#### Assignment:
Your answer should be every line of the entries that has the string "value" in it.

Page and application data records
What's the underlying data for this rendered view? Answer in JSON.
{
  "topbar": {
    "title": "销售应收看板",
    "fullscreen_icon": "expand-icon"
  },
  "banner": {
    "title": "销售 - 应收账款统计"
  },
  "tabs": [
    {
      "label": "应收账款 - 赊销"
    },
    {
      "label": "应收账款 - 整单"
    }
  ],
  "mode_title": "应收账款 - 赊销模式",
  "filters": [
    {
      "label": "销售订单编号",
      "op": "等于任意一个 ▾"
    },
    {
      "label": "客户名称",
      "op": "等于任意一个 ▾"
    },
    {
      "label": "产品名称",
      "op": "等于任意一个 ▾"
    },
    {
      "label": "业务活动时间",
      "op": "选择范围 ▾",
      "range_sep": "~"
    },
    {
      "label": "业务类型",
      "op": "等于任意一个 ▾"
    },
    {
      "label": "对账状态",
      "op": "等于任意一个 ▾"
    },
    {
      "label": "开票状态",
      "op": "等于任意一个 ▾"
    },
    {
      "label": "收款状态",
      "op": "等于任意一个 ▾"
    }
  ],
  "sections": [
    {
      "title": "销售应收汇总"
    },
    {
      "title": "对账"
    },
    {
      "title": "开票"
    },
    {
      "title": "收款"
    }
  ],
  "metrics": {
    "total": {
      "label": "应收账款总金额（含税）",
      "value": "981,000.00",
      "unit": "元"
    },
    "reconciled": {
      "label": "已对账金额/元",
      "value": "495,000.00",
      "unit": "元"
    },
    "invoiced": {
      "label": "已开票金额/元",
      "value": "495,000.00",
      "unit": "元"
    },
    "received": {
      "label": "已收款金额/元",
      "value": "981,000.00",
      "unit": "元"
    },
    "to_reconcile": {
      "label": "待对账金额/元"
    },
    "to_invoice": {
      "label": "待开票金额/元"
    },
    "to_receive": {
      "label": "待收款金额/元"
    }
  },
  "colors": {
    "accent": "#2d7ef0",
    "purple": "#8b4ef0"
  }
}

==

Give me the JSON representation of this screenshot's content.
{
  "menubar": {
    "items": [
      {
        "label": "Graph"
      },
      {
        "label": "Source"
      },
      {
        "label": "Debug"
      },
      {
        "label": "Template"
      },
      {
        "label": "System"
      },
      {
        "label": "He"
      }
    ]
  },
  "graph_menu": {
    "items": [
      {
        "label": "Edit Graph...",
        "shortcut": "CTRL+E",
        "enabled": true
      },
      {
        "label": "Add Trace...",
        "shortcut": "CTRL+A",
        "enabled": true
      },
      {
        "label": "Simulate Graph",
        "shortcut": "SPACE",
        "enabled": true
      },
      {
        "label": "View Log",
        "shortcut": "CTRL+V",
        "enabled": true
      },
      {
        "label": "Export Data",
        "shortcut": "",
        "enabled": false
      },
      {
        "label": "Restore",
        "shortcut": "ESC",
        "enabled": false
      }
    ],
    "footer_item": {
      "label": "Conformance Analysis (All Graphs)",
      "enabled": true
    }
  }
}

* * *

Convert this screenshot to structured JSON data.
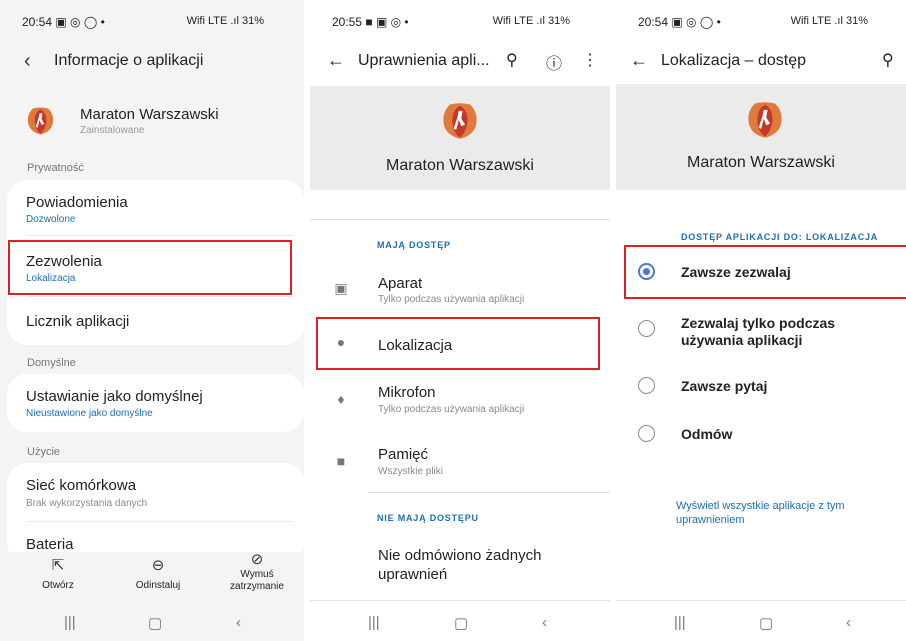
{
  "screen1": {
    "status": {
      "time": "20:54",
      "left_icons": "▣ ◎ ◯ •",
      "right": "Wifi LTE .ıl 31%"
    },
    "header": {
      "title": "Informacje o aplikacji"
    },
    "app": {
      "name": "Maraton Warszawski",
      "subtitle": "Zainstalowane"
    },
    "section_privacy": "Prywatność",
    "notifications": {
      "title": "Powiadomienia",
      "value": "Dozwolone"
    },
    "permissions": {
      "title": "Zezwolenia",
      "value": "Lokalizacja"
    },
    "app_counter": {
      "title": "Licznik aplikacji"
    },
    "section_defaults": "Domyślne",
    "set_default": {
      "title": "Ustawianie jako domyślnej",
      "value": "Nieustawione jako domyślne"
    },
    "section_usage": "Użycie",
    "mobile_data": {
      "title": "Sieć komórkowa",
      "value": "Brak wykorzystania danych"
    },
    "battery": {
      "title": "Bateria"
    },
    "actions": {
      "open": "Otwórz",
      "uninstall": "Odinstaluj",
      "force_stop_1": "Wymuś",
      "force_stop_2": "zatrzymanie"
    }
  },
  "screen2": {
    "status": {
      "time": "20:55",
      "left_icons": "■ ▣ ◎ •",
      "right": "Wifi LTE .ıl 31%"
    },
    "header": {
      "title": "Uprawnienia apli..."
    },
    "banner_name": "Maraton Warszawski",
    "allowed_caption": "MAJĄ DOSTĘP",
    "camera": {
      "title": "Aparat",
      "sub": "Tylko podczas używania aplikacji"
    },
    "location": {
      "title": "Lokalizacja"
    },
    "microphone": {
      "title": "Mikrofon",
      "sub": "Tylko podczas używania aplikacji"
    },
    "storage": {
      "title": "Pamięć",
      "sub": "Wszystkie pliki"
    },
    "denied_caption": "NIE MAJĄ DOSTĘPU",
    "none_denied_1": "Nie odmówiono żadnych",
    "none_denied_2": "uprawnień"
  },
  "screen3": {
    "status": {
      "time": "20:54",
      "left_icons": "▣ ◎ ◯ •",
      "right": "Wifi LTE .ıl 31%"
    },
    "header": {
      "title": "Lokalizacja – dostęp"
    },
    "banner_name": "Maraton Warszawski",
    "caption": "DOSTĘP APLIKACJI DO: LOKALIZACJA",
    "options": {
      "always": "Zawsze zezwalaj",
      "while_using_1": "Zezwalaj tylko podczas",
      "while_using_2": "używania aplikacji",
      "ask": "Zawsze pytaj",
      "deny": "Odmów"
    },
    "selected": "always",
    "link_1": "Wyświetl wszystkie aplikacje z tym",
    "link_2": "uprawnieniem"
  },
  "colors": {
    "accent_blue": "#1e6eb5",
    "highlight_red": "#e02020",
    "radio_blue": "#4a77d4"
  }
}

#### Task output:
      "value": "981,000.00",
      "value": "495,000.00",
      "value": "495,000.00",
      "value": "981,000.00",
      "value": "Dozwolone"
      "value": "Lokalizacja"
      "value": "Nieustawione jako domyślne"
      "value": "Brak wykorzystania danych"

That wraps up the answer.